If you’ve ever wondered how multi-billion dollar pharmaceutical companies play dirty, aside from creating drugs which cause adverse side effects for millions and skirting FDA and regulatory testing with acumen, then look no further than the inversion deal – the re-incorporation of a company abroad to avoid paying taxes where money was made right here in America.
Due to new U.S. Treasury rules, companies like AstraZeneca (maker of Nexium as well as other nefarious drugs) and Shire won’t be able to avoid taxes on profits earned at home. They are also experiencing a sharp fall in stock prices due to the new Treasury ruling.
This may seem like small potatoes for those with a mind for international business, but the pharmaceutical world makes wheelbarrows of cash off the U.S. public; we are the largest consumer of pharmaceutical meds in the world.
Navid Malik, head of life sciences research at Cenkos Securities, said:
“Inversion deals now are clearly going to be very difficult to pull off.”
The Treasury move threatens pending mergers, too.
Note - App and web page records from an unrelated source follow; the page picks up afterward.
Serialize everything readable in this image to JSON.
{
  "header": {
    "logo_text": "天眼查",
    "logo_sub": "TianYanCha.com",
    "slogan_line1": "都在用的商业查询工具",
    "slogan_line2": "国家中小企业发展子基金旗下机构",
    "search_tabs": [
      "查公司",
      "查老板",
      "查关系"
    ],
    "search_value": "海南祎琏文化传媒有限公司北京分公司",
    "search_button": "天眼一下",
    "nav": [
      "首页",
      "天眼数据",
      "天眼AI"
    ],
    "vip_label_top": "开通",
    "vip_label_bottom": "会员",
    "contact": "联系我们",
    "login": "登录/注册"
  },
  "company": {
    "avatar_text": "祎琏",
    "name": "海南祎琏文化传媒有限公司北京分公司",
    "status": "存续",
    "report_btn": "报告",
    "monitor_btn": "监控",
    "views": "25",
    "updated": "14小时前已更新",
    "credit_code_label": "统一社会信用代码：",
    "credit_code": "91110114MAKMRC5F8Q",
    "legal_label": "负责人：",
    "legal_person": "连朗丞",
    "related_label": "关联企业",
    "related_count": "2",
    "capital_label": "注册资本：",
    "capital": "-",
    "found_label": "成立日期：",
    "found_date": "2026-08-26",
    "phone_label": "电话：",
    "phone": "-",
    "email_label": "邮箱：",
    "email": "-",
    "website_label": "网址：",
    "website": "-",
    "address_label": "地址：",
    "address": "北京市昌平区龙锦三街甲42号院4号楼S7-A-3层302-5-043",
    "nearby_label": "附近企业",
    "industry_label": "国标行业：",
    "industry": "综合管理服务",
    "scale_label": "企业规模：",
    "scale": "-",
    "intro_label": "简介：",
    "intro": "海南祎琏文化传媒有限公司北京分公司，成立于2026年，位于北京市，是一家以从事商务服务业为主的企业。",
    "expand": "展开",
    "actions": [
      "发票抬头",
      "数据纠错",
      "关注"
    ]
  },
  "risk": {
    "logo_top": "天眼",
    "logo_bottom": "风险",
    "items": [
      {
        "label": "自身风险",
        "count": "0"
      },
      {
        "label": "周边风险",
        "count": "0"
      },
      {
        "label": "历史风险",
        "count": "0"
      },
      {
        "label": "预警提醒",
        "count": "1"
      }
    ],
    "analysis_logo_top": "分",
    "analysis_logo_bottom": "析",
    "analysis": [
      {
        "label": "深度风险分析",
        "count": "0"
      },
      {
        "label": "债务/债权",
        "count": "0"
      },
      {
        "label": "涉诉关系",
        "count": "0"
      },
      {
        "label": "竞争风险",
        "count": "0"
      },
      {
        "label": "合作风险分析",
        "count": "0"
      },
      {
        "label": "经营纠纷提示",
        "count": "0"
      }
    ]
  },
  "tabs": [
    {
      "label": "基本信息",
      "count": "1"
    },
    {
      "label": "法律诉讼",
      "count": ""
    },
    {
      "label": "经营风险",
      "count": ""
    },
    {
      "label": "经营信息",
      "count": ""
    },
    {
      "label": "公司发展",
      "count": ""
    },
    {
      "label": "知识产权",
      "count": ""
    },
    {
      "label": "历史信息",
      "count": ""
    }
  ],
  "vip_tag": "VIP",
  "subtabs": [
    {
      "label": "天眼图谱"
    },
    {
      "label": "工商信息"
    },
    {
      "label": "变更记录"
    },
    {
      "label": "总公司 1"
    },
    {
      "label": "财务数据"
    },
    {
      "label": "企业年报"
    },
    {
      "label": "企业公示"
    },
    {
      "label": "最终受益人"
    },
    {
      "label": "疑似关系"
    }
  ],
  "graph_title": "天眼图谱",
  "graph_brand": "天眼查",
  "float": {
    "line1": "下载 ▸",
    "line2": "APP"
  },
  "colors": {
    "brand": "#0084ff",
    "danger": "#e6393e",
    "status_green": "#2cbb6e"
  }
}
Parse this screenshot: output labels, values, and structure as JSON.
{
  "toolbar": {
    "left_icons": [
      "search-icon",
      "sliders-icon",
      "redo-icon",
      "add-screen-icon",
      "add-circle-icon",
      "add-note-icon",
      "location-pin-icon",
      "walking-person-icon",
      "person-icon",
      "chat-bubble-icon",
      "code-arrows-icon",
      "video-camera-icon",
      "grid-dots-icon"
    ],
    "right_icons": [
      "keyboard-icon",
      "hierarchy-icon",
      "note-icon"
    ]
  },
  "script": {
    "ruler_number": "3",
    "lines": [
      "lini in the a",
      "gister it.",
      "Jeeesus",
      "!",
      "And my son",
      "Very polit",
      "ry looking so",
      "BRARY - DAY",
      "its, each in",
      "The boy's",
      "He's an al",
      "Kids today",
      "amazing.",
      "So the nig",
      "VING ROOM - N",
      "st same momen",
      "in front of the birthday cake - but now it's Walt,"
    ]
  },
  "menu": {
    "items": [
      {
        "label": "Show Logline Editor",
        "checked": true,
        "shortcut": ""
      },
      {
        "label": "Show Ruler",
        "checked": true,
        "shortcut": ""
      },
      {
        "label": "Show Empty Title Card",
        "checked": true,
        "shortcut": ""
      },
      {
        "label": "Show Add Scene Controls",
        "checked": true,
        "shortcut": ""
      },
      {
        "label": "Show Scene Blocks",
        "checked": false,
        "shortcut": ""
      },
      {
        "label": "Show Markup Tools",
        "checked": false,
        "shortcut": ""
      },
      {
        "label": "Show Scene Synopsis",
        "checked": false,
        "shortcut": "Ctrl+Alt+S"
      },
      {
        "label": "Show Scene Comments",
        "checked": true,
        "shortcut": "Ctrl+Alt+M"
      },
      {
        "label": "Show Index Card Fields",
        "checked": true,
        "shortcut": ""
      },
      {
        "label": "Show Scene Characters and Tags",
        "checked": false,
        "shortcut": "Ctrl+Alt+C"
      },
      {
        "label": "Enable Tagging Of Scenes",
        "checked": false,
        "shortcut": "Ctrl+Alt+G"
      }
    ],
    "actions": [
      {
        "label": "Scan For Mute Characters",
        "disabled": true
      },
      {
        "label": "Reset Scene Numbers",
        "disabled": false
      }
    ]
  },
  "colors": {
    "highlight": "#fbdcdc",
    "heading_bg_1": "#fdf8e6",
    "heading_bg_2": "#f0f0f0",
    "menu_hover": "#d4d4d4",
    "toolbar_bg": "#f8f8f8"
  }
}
A deal was possibly averted for AbbVie to buy Shire for $55 billion and deters Pfizer from making another attempt to acquire AstraZeneca after a $118 billion takeover attempt failed in May.
Both companies have experienced an $8 billion dollar loss in combined market value due to these changes – but don’t feel sad for two of the larger pharmaceutical empires on the planet.
In Katharine Greider’s book, The Big Fix, How the Pharmaceutical Industry Rips off American Consumers, she says:
‘The amount we spend on prescription rugs each year is rising, and it is rising dramatically – by some 15% a year for the past several years. That’s about twice the rate of overall health spending and five times the rate of inflation.’
Disgusting: Even Huge $11 Billion Fins Don’t Stop Big Pharma
And in a telling quote from a lecture series out of the Edmond J. Safra Foundation Center for Ethics at Harvard, experts have this to say about institutional corruption at the highest levels in the pharmaceutical industry:
“Institutional corruption is a normative concept of growing importance that embodies the systemic dependencies and informal practices that distort an institution’s societal mission.
An extensive range of studies and lawsuits already documents strategies by which pharmaceutical companies hide, ignore, or misrepresent evidence about new drugs; distort the medical literature; and misrepresent products to prescribing physicians.
We focus on the consequences for patients: millions of adverse reactions. After defining institutional corruption, we focus on evidence that it lies behind the epidemic of harms and the paucity of benefits…
If “corruption” is defined as an impairment of integrity or moral principle, then institutional corruption is an institution’s deviation from a baseline of integrity.”
I have no sympathy for Big Pharma companies who try to shirk tax responsibilities while fleecing a nation. Do you?
Christina Sarich is a humanitarian and freelance writer helping you to Wake up Your Sleepy Little Head, and See the Big Picture. Her blog is Yoga for the New World. Her latest book is Pharma Sutra: Healing the Body And Mind Through the Art of Yoga.